PROVIDED ENTRIES Block Start

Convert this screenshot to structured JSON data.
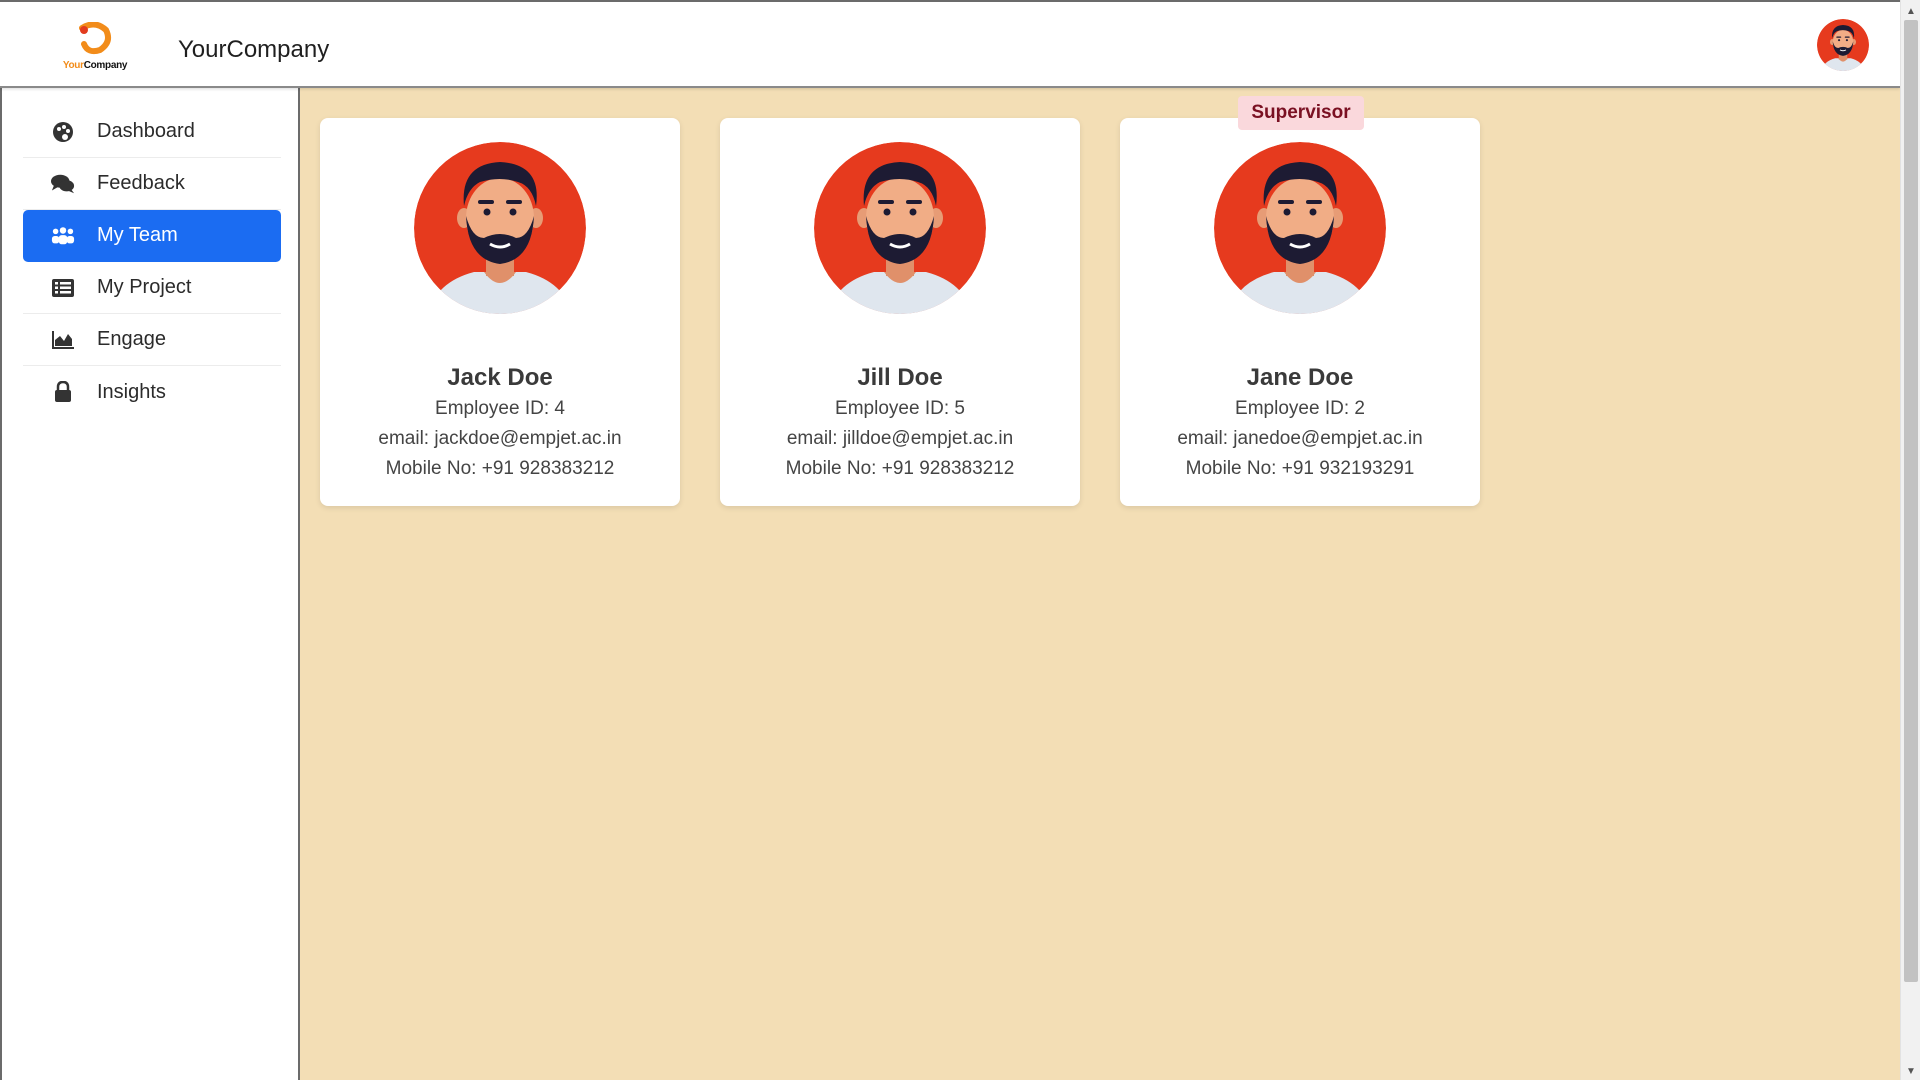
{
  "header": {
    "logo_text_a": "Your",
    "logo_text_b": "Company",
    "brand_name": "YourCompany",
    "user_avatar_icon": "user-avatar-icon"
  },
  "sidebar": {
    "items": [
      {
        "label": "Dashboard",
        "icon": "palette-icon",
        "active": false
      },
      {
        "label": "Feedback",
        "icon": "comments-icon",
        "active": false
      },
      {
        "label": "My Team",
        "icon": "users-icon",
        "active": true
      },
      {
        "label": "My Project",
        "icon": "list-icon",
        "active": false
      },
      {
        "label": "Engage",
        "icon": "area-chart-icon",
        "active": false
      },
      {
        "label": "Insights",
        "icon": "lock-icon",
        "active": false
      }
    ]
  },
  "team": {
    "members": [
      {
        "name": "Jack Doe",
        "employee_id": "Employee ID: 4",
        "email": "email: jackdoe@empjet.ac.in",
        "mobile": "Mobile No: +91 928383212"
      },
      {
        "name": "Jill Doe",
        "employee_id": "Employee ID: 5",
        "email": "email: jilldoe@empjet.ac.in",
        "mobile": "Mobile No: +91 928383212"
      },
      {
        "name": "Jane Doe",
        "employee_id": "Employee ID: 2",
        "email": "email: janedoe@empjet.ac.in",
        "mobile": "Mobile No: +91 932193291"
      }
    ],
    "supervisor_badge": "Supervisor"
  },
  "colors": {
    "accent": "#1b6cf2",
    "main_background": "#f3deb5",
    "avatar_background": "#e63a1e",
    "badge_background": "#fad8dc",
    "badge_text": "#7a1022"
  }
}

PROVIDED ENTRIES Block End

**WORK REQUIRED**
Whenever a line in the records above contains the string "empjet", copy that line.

**ANSWER TO THE EXERCISE**
        "email": "email: jackdoe@empjet.ac.in",
        "email": "email: jilldoe@empjet.ac.in",
        "email": "email: janedoe@empjet.ac.in",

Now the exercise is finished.